The first women's football teams in Britain

One of the first records of a women's association football match being played in Britain is a game billed as Scotland v England held at Edinburgh’s Hibernian Park on 9 May 1881.


British Ladies' Football Club North team

In 1894, medical professionals called for girls and women to be banned from playing football, deeming it unsuitable for women's health.

In the same year, Nettie Honeyball (a pseudonym, real name possibly Mary Hutson) placed newspaper adverts recruiting players for a women's football team. Thirty women responded, and in 1895, the British Ladies' Football Club (BLFC) was formed.

BLFC First Match Poster 50jpeg

Poster for the first match of the BLFC

Nettie, who became team captain, described football as "a manly game that could be womanly as well". She was aware of the political implications of challenging boundaries, saying:

"There is nothing of the farcical nature about the British Ladies' Football Club. I founded the association late last year, with the fixed resolve of proving to the world that women are not the 'ornamental and useless' creatures men have pictured. I must confess my convictions on all matters, where the sexes are so widely divided, are all on the side of emancipation, and I look forward to the time when ladies may sit in Parliament and have a voice in the direction of affairs, especially those which concern them most." 

Nettie Honeyball cropjpeg

Nettie Honeyball in 1895

The president of the BLFC was Lady Florence Dixie, an aristocrat from Dumfries who was a writer, war correspondent and supporter of the suffragette movement. She saw women’s football as a way to challenge the restrictive Victorian dress code.

"There is no reason why football should not be played by women, and played well too, provided they dress rationally and relegate to limbo the straitjacket attire in which fashion delights to attire them.”

The club's first public match was held on 23 March 1895 in Crouch End, London. Teams representing 'The North' and 'The South' played in front of an estimated crowd of 11,000, with 'The North' winning 7–1. Helen Graham Matthew was known to have played for the BLFC in 1895.

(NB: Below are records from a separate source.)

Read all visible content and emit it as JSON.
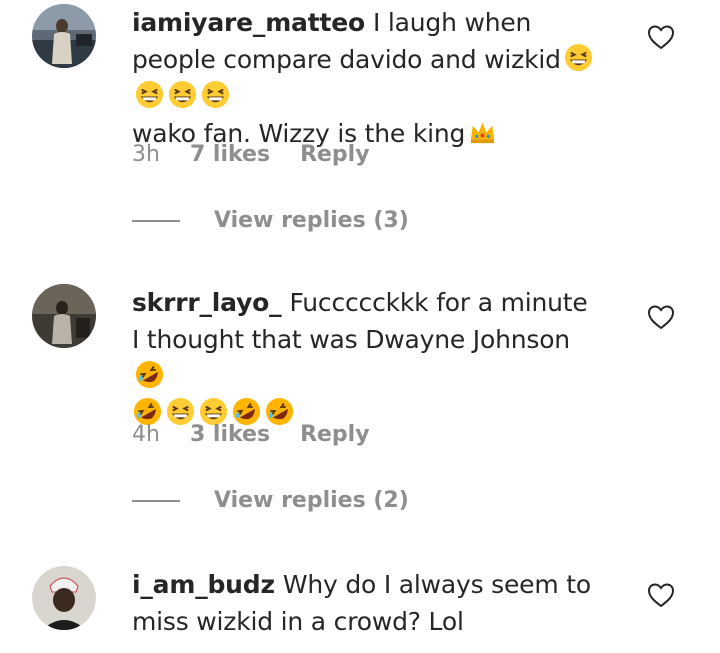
{
  "accent_colors": {
    "text": "#262626",
    "muted": "#8e8e8e",
    "background": "#ffffff"
  },
  "comments": [
    {
      "username": "iamiyare_matteo",
      "text_1": "I laugh when people compare davido and wizkid",
      "emojis_1": [
        "grinning-squint-face-emoji",
        "grinning-squint-face-emoji",
        "grinning-squint-face-emoji",
        "grinning-squint-face-emoji"
      ],
      "text_2": "wako fan. Wizzy is the king",
      "emojis_2": [
        "crown-emoji"
      ],
      "time": "3h",
      "likes": "7 likes",
      "reply": "Reply",
      "view_replies": "View replies (3)"
    },
    {
      "username": "skrrr_layo_",
      "text_1": "Fuccccckkk for a minute I thought that was Dwayne Johnson",
      "emojis_1": [
        "rolling-on-floor-laughing-emoji",
        "rolling-on-floor-laughing-emoji",
        "grinning-squint-face-emoji",
        "grinning-squint-face-emoji",
        "rolling-on-floor-laughing-emoji",
        "rolling-on-floor-laughing-emoji"
      ],
      "time": "4h",
      "likes": "3 likes",
      "reply": "Reply",
      "view_replies": "View replies (2)"
    },
    {
      "username": "i_am_budz",
      "text_1": "Why do I always seem to miss wizkid in a crowd? Lol"
    }
  ]
}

Helen Graham Matthew, a Scottish suffragette, formed Mrs Graham's XI, a team that toured Britain from 1895 to 1896, as an offshoot of the British Ladies' Football Club. She was known by the pseudonym Mrs Graham as a safety measure. Women playing football were subject to harassment, and many players assumed pseudonyms to protect their identities.

First Match 50jpeg

Newspaper depiction of the first BLFC match

The popularity of women's football grew during the First World War when more women entered the workplace, taking on jobs traditionally held by men.

Following newspaper criticism of the shortage of artillery shells, David Lloyd George became Minister of Munitions and introduced new initiatives to improve production levels. He encouraged women to register for war work, and thousands volunteered, many employed in munitions factories across the country. These women became known as the Canary Girls as prolonged exposure to the chemical TNT turned their skin a lurid yellow colour.

Dick, Kerr and Company, a locomotive and tramcar manufacturer, was one of many businesses that switched factory production to supply ammunition during the war. In October 1917, during a period of low production in its Preston factory, women workers joined apprentices in the yard to play informal football matches during breaks.

After beating the men, the women formed the famous Dick, Kerr Ladies football team. On Christmas Day 1917, Dick, Kerr Ladies defeated the Arundel Coulthard Factory 4–0 in front of an estimated 10,000 spectators.

Dick Kerr Ladies 1917jpg
Dick, Kerr Ladies 1917

The popularity of women’s football continued after the war. 53,000 spectators gathered to watch a game between the Dick, Kerr Ladies and St. Helens in 1920. And in France, another game played by the Dick, Kerr Ladies drew a crowd larger than 63,000.

However, there were those who opposed women’s football and not just on sexist grounds. Women’s games were often played for charitable causes, whereas the men’s game was generally commercial, bringing in revenue for the Football Association (The FA).

On 5 December 1921, the FA banned women from playing on FA-affiliated pitches, encouraging associated clubs “to refuse the use of their grounds for such matches." They stated, “the game of football is quite unsuitable for females and ought not to be encouraged.”

This ban remained in place for 50 years.

This year, the 2021 Vitality Women’s FA Cup Final will celebrate 50 years of the competition. It will take place at Wembley Stadium on Sunday 5 December,  100 years since the ban was introduced.

Kelly Simmons, FA director of the women’s professional game, said: “To mark the competition’s 50th anniversary, we felt it was fitting to schedule the 2021 Vitality Women’s FA Cup Final on 5 December, a date which represents the game’s lowest ebb for many.

We want to use the Cup Final day, always one of the most special in the calendar, as a platform to celebrate the game’s historic trailblazers, who we remain forever indebted to, while also acknowledging the growth and development in the modern era."

The Iris Woodmore Mysteries are available in hardback, paperback, ebook and audiobook from Amazon and bookstores.